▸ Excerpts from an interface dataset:
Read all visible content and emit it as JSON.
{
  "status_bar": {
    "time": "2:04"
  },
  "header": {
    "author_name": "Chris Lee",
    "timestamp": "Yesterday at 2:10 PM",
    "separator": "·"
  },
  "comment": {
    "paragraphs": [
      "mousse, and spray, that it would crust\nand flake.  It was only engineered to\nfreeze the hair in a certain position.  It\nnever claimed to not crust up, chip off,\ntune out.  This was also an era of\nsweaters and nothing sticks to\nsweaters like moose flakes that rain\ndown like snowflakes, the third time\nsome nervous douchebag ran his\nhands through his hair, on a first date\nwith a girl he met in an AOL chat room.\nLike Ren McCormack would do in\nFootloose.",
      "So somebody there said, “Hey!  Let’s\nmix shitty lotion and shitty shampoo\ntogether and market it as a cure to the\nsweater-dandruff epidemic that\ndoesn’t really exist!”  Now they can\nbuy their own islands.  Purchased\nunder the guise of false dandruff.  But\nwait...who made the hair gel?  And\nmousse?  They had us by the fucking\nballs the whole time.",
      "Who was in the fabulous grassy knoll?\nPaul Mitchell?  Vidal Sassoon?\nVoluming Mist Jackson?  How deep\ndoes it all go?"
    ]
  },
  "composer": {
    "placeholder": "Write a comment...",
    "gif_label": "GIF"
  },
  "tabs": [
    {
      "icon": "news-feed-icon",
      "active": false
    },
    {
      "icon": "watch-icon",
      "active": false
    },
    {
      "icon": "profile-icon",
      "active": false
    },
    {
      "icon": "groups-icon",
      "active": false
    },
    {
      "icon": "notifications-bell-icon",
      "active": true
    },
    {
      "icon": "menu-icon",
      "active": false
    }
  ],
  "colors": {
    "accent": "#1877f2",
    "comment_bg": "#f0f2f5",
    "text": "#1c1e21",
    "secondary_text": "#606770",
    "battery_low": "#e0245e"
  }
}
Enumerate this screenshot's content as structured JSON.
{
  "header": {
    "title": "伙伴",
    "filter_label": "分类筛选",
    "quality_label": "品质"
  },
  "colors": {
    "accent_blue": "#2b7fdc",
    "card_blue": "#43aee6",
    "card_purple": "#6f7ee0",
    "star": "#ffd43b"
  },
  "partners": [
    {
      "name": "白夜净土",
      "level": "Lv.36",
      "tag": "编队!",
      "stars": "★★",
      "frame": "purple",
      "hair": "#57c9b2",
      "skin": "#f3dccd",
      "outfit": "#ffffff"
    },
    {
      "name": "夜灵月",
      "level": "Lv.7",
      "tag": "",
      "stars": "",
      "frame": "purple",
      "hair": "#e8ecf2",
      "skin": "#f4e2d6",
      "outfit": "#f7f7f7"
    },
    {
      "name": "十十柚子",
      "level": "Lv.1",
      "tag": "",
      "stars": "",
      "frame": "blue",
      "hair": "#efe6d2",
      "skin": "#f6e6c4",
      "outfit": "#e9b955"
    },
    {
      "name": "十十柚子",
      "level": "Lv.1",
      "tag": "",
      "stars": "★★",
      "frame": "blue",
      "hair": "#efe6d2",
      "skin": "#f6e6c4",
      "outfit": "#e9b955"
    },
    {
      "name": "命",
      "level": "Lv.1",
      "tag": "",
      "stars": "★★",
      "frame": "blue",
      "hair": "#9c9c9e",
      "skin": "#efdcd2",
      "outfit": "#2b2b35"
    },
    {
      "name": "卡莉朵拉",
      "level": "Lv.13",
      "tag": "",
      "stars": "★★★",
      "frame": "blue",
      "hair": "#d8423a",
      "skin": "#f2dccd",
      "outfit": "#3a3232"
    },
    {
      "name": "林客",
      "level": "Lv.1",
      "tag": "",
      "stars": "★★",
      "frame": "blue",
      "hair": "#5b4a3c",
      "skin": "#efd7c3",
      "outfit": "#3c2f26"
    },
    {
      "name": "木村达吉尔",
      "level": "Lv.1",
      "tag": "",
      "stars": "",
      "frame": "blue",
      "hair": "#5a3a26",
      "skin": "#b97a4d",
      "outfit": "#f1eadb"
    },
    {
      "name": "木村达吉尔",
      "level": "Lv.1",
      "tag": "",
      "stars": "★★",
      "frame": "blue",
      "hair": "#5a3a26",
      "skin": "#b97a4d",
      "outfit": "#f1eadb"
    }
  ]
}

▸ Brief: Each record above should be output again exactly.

▸ Your response:
Read all visible content and emit it as JSON.
{
  "status_bar": {
    "time": "2:04"
  },
  "header": {
    "author_name": "Chris Lee",
    "timestamp": "Yesterday at 2:10 PM",
    "separator": "·"
  },
  "comment": {
    "paragraphs": [
      "mousse, and spray, that it would crust\nand flake.  It was only engineered to\nfreeze the hair in a certain position.  It\nnever claimed to not crust up, chip off,\ntune out.  This was also an era of\nsweaters and nothing sticks to\nsweaters like moose flakes that rain\ndown like snowflakes, the third time\nsome nervous douchebag ran his\nhands through his hair, on a first date\nwith a girl he met in an AOL chat room.\nLike Ren McCormack would do in\nFootloose.",
      "So somebody there said, “Hey!  Let’s\nmix shitty lotion and shitty shampoo\ntogether and market it as a cure to the\nsweater-dandruff epidemic that\ndoesn’t really exist!”  Now they can\nbuy their own islands.  Purchased\nunder the guise of false dandruff.  But\nwait...who made the hair gel?  And\nmousse?  They had us by the fucking\nballs the whole time.",
      "Who was in the fabulous grassy knoll?\nPaul Mitchell?  Vidal Sassoon?\nVoluming Mist Jackson?  How deep\ndoes it all go?"
    ]
  },
  "composer": {
    "placeholder": "Write a comment...",
    "gif_label": "GIF"
  },
  "tabs": [
    {
      "icon": "news-feed-icon",
      "active": false
    },
    {
      "icon": "watch-icon",
      "active": false
    },
    {
      "icon": "profile-icon",
      "active": false
    },
    {
      "icon": "groups-icon",
      "active": false
    },
    {
      "icon": "notifications-bell-icon",
      "active": true
    },
    {
      "icon": "menu-icon",
      "active": false
    }
  ],
  "colors": {
    "accent": "#1877f2",
    "comment_bg": "#f0f2f5",
    "text": "#1c1e21",
    "secondary_text": "#606770",
    "battery_low": "#e0245e"
  }
}
Enumerate this screenshot's content as structured JSON.
{
  "header": {
    "title": "伙伴",
    "filter_label": "分类筛选",
    "quality_label": "品质"
  },
  "colors": {
    "accent_blue": "#2b7fdc",
    "card_blue": "#43aee6",
    "card_purple": "#6f7ee0",
    "star": "#ffd43b"
  },
  "partners": [
    {
      "name": "白夜净土",
      "level": "Lv.36",
      "tag": "编队!",
      "stars": "★★",
      "frame": "purple",
      "hair": "#57c9b2",
      "skin": "#f3dccd",
      "outfit": "#ffffff"
    },
    {
      "name": "夜灵月",
      "level": "Lv.7",
      "tag": "",
      "stars": "",
      "frame": "purple",
      "hair": "#e8ecf2",
      "skin": "#f4e2d6",
      "outfit": "#f7f7f7"
    },
    {
      "name": "十十柚子",
      "level": "Lv.1",
      "tag": "",
      "stars": "",
      "frame": "blue",
      "hair": "#efe6d2",
      "skin": "#f6e6c4",
      "outfit": "#e9b955"
    },
    {
      "name": "十十柚子",
      "level": "Lv.1",
      "tag": "",
      "stars": "★★",
      "frame": "blue",
      "hair": "#efe6d2",
      "skin": "#f6e6c4",
      "outfit": "#e9b955"
    },
    {
      "name": "命",
      "level": "Lv.1",
      "tag": "",
      "stars": "★★",
      "frame": "blue",
      "hair": "#9c9c9e",
      "skin": "#efdcd2",
      "outfit": "#2b2b35"
    },
    {
      "name": "卡莉朵拉",
      "level": "Lv.13",
      "tag": "",
      "stars": "★★★",
      "frame": "blue",
      "hair": "#d8423a",
      "skin": "#f2dccd",
      "outfit": "#3a3232"
    },
    {
      "name": "林客",
      "level": "Lv.1",
      "tag": "",
      "stars": "★★",
      "frame": "blue",
      "hair": "#5b4a3c",
      "skin": "#efd7c3",
      "outfit": "#3c2f26"
    },
    {
      "name": "木村达吉尔",
      "level": "Lv.1",
      "tag": "",
      "stars": "",
      "frame": "blue",
      "hair": "#5a3a26",
      "skin": "#b97a4d",
      "outfit": "#f1eadb"
    },
    {
      "name": "木村达吉尔",
      "level": "Lv.1",
      "tag": "",
      "stars": "★★",
      "frame": "blue",
      "hair": "#5a3a26",
      "skin": "#b97a4d",
      "outfit": "#f1eadb"
    }
  ]
}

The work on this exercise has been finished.